HOW TO MAKE GAMES WITHOUT CODING
5 Game Engines That Don’t Require Programming Knowledge
It’s no secret that making a computer game usually requires a solid understanding of computer programming—they are “computer games,” after all. Unfortunately not all of us have a knack for programming, no matter how hard we’ve tried, which has led us to believe that we’ll never be able to make a game on our own.
Although these can’t truly replace the flexibility and offerings of computer programming, here are a few tools that could help you make simple games without the need to learn a language. You probably won’t make the next triple-A RPG or FPS with these programs, but they’re perfect for those looking to prepare for a game jam, make a small indie game, or just play around.
The drag-and-drop options and other easy features allow anyone who has never programmed in their life to make a game. Despite the simplicity, it’s still possible to make good games as evident by the fact that Hotline Miami and Spelunky, two popular indie games, saw their first version made on GameMaker.
The best part is that GameMaker does come with a built-in scripting language that allows people with some programming experience to do more with the tool. This makes GameMaker perfect for those looking to get familiar with a game creation program in hopes that they can continue learning more and not run into the limitations of other programs.
Currently YoYoGames offers three versions of GameMaker. The first is a FREE version, which is only good for trying out the system. If you want to get serious about making a game with GameMaker, the $50 Professional version is what you should get as it offers a lot more tools. Seemingly overpriced, the $800 Master Collection version offers everything YoYoGames has to offer, including the ability to export to current-gen games.
Aimed at developers with more experience than beginners, Adventure Game Studio lets you make point-and-click or keyboard-controlled adventure games like the Monkey Island series.
A few recent indie titles that saw success used this tool, including Wadjet Eye Games’ Gemini Rueand Blackwell series.
Even if you’re just starting out, Adventure Game Studio is still pretty easy to use as your first game making software. The editor used is a Windows-based IDE that lets you do just about anything fast and easy, including writing game scripts, importing graphics, and so on.
Adventure Game Studio is completely free to download and even offers plenty of resources such as templates, fonts, backgrounds, characters, etc.
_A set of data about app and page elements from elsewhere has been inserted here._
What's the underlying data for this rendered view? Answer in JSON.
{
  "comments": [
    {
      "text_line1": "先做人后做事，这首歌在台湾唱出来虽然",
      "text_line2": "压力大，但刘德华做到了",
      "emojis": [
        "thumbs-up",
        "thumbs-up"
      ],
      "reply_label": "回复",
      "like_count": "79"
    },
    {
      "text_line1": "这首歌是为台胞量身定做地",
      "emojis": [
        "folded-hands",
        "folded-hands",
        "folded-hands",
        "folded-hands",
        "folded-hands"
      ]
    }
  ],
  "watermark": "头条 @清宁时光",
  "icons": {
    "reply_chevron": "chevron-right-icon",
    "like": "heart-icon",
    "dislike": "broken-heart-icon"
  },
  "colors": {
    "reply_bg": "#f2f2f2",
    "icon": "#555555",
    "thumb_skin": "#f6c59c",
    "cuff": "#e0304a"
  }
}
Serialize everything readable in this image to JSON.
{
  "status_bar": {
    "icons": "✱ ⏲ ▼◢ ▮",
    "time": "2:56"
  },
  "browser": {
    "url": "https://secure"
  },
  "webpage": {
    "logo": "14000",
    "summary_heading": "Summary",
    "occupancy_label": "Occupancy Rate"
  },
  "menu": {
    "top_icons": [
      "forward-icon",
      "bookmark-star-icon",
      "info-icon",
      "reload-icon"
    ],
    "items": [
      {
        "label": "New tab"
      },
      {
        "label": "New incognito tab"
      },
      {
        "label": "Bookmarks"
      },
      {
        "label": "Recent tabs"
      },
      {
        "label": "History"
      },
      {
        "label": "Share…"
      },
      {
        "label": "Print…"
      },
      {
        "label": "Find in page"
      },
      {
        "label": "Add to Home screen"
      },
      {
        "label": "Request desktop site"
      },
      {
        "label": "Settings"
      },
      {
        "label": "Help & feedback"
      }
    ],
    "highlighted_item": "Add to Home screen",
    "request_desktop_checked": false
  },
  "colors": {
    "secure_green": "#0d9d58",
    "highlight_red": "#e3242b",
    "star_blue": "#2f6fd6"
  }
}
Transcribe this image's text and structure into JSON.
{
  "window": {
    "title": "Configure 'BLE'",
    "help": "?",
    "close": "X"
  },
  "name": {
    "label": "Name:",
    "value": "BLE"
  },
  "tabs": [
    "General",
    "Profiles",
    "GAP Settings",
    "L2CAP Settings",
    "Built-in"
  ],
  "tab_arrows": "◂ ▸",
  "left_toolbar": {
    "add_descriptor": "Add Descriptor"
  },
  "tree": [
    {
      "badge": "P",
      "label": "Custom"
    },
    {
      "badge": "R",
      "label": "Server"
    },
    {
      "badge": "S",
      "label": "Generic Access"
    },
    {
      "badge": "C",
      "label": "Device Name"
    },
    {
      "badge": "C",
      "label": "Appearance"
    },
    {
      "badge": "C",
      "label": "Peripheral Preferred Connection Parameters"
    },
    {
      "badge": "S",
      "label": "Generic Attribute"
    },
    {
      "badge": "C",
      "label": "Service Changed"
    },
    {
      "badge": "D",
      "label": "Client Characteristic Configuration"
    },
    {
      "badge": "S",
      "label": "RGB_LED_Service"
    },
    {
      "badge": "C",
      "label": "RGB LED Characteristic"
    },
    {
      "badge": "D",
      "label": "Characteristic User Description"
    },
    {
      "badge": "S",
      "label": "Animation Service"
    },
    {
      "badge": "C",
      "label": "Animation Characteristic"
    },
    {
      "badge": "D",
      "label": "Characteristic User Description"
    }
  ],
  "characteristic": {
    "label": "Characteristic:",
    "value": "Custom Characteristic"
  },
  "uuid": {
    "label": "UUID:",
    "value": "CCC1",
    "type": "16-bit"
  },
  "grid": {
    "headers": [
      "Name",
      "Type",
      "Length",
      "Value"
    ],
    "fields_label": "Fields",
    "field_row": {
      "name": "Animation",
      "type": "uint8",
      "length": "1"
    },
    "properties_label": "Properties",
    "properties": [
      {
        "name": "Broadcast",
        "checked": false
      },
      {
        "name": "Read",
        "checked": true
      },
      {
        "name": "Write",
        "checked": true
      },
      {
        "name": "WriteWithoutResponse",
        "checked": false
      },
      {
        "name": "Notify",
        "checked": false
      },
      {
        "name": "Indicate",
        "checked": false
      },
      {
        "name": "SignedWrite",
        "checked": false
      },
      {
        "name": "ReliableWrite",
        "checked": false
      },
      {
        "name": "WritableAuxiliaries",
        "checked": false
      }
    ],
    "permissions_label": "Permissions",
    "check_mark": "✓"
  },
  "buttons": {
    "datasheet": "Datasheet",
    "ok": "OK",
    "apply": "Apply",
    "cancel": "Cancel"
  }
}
Remember that awesome RPG adventure idea you’ve had for years now? The one with cool locations, memorable characters, and a story players will never forget? You can finally make it happen with RPG Maker; the best tool that, for years, has helped developers make simple RPG games.
It has everything you’d want from a game creation tool: easy-to-use interface, tons of tile sets to use, and systems that take care of all the numerical elements that come with an RPG game. Plenty of features have also been implemented over the years that make this tool very powerful, which means you won’t feel limited despite a lack of coding knowledge.
There are currently several versions of this tool available, with RPG Maker VX ACE being the latest and costing $59.99. Fortunately each version offers a free trial so you can check it out before considering a purchase.
Most impressive is the behavior library which allows developers to implement complex behaviors that someone without coding knowledge would have a hard time executing if they had to use a computer language.
Thousands of games have already been made via GameSalad, and most of them have seen success in the mobile market. GameSalad Creator is currently available for free while a $300 PRO version offers some additional benefits.
Unity not only supports an incredible library of platforms, but it also comes with its own built-in IDE. It is also used to make both 3D and 2D games and boasts a massive store of assets and resources.
Many high-profile game developers like Obsidian Entertainment (Pillars of Eternity) and inXile Entertainment (Wasteland 2) have started using Unity. Several successful indie devs like Facepunch Studios (Rust) and Press Play (Max: The Curse of Brotherhood) have also jumped on board.
The good news is that Unity is completely free. However, if you make more than $100K a year then you must purchase the Unity Pro license for $1,500, which does offer a few extra features. No big deal if you’re making that kind of money though, right?